“As a policy related student, this event enriched me of how challenging but possible for people from different cultures and languages to cooperate. I found more similarities than differences between both cultural and value systems”
“It opened my eyes to more areas where I might apply my studies in the future! It is incredible how many different careers have opportunities for students from different disciplines”
“It made me consider just how important space exploration is and that I don’t have to just worry about military aspects but also be hopeful about peaceful applications”
“This space workshop was not only the coolest conference I’ve ever attended; it was also the most rewarding. Several of the non-aerospace students (including myself) initially felt like we were sneaking into the event, but by the end, I was convinced that space is truly for everyone! It was the best feeling to apply our various skills to a common interest and goal”
Click here to read the students' abstracts
The students spent the summer doing the research and then practicing the presentation before audiences, developing networking skills, and learning about the practicalities of traveling abroad. Kayleigh Gordon’s presentation was delivered by co-author because she was part of a White House internship program in the Office of Science and Technology Policy.
At the Congress, they enjoyed private meetings with acting NASA Administrator Robert Lightfoot and Bill Nye the Science Guy, President of The Planetary Society. They also interacted with executives of space agencies and companies from around the world, in addition to enjoying dozens of technical research sessions and a presentation by SpaceX CEO Elon Musk. Two of the students made the semi-finals for best Interactive Presentation in a field of over 150.
The Buckeye Space Launch Initiative won first place in the 30k Student Researched and Designed rocket competition at the Spaceport America Cup at Spaceport America, New Mexico. Their rocket reached 23,224 feet and landed and landed safely with its commercial payload — a GPS telemetry system — from a private sector partner, RadioBro. Nic Flesher, a Battelle Center student, is the project manager for the team.
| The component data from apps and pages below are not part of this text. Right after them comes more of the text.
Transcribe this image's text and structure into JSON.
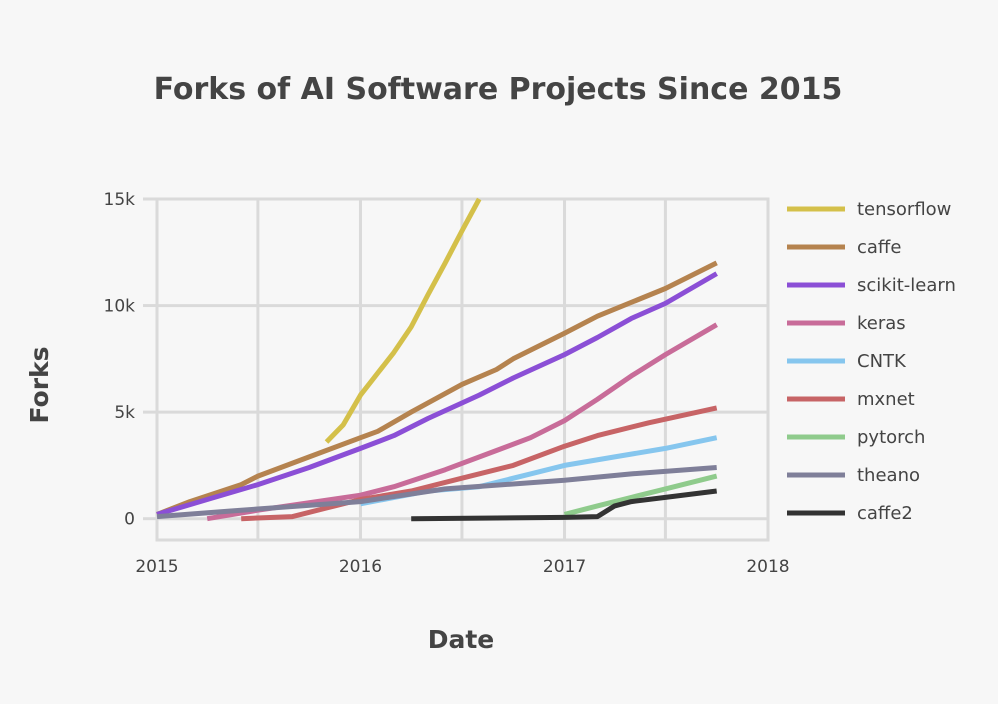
{
  "chart_data": {
    "type": "line",
    "title": "Forks of AI Software Projects Since 2015",
    "xlabel": "Date",
    "ylabel": "Forks",
    "x_axis": {
      "type": "date",
      "min": "2015-01-01",
      "max": "2018-01-01",
      "ticks": [
        "2015-01-01",
        "2016-01-01",
        "2017-01-01",
        "2018-01-01"
      ],
      "tick_labels": [
        "2015",
        "2016",
        "2017",
        "2018"
      ]
    },
    "y_axis": {
      "min": -1000,
      "max": 15000,
      "ticks": [
        0,
        5000,
        10000,
        15000
      ],
      "tick_labels": [
        "0",
        "5k",
        "10k",
        "15k"
      ]
    },
    "grid": true,
    "legend": "right",
    "series": [
      {
        "name": "tensorflow",
        "color": "#d4c04a",
        "x": [
          "2015-11-01",
          "2015-12-01",
          "2016-01-01",
          "2016-03-01",
          "2016-04-01",
          "2016-05-01",
          "2016-06-01",
          "2016-07-01",
          "2016-08-01"
        ],
        "y": [
          3600,
          4400,
          5800,
          7800,
          9000,
          10500,
          12000,
          13500,
          15000
        ]
      },
      {
        "name": "caffe",
        "color": "#b5834f",
        "x": [
          "2015-01-01",
          "2015-03-01",
          "2015-06-01",
          "2015-07-01",
          "2015-10-01",
          "2016-01-01",
          "2016-02-01",
          "2016-04-01",
          "2016-07-01",
          "2016-09-01",
          "2016-10-01",
          "2017-01-01",
          "2017-03-01",
          "2017-07-01",
          "2017-10-01"
        ],
        "y": [
          200,
          800,
          1600,
          2000,
          2900,
          3800,
          4100,
          5000,
          6300,
          7000,
          7500,
          8700,
          9500,
          10800,
          12000
        ]
      },
      {
        "name": "scikit-learn",
        "color": "#8b4fd6",
        "x": [
          "2015-01-01",
          "2015-04-01",
          "2015-07-01",
          "2015-10-01",
          "2016-01-01",
          "2016-03-01",
          "2016-05-01",
          "2016-08-01",
          "2016-10-01",
          "2017-01-01",
          "2017-03-01",
          "2017-05-01",
          "2017-07-01",
          "2017-10-01"
        ],
        "y": [
          200,
          900,
          1600,
          2400,
          3300,
          3900,
          4700,
          5800,
          6600,
          7700,
          8500,
          9400,
          10100,
          11500
        ]
      },
      {
        "name": "keras",
        "color": "#c86c99",
        "x": [
          "2015-04-01",
          "2015-07-01",
          "2015-10-01",
          "2016-01-01",
          "2016-03-01",
          "2016-06-01",
          "2016-09-01",
          "2016-11-01",
          "2017-01-01",
          "2017-03-01",
          "2017-05-01",
          "2017-07-01",
          "2017-10-01"
        ],
        "y": [
          0,
          400,
          750,
          1100,
          1500,
          2300,
          3200,
          3800,
          4600,
          5600,
          6700,
          7700,
          9100
        ]
      },
      {
        "name": "CNTK",
        "color": "#86c6ee",
        "x": [
          "2016-01-01",
          "2016-05-01",
          "2016-08-01",
          "2016-11-01",
          "2017-01-01",
          "2017-04-01",
          "2017-07-01",
          "2017-10-01"
        ],
        "y": [
          700,
          1300,
          1500,
          2100,
          2500,
          2900,
          3300,
          3800
        ]
      },
      {
        "name": "mxnet",
        "color": "#c76466",
        "x": [
          "2015-06-01",
          "2015-09-01",
          "2015-11-01",
          "2016-01-01",
          "2016-04-01",
          "2016-07-01",
          "2016-10-01",
          "2017-01-01",
          "2017-03-01",
          "2017-06-01",
          "2017-10-01"
        ],
        "y": [
          0,
          100,
          500,
          900,
          1300,
          1900,
          2500,
          3400,
          3900,
          4500,
          5200
        ]
      },
      {
        "name": "pytorch",
        "color": "#8fcb8c",
        "x": [
          "2017-01-01",
          "2017-03-01",
          "2017-05-01",
          "2017-07-01",
          "2017-10-01"
        ],
        "y": [
          200,
          600,
          1000,
          1400,
          2000
        ]
      },
      {
        "name": "theano",
        "color": "#7f7f99",
        "x": [
          "2015-01-01",
          "2015-06-01",
          "2016-01-01",
          "2016-06-01",
          "2017-01-01",
          "2017-05-01",
          "2017-10-01"
        ],
        "y": [
          100,
          400,
          800,
          1400,
          1800,
          2100,
          2400
        ]
      },
      {
        "name": "caffe2",
        "color": "#333333",
        "x": [
          "2016-04-01",
          "2016-09-01",
          "2017-01-01",
          "2017-03-01",
          "2017-04-01",
          "2017-05-01",
          "2017-07-01",
          "2017-10-01"
        ],
        "y": [
          0,
          30,
          60,
          100,
          600,
          800,
          1000,
          1300
        ]
      }
    ]
  }
}
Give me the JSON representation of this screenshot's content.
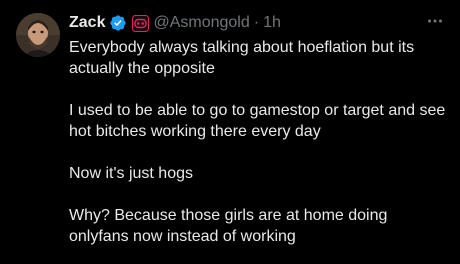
{
  "author": {
    "name": "Zack",
    "handle": "@Asmongold",
    "separator": "·",
    "time": "1h",
    "verified_icon": "verified-badge-icon",
    "affiliation_icon": "affiliation-badge-icon"
  },
  "tweet": {
    "paragraphs": [
      "Everybody always talking about hoeflation but its actually the opposite",
      "I used to be able to go to gamestop or target and see hot bitches working there every day",
      "Now it's just hogs",
      "Why? Because those girls are at home doing onlyfans now instead of working"
    ]
  },
  "icons": {
    "more": "more-options-icon"
  },
  "colors": {
    "background": "#000000",
    "text": "#e7e9ea",
    "muted": "#71767b",
    "verified": "#1d9bf0",
    "affiliation": "#e0245e"
  }
}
The intercollegiate rocket engineering competition attracted 110 teams from across the world to the four-day event. This is the only competition where students can launch anything so large, high and fast.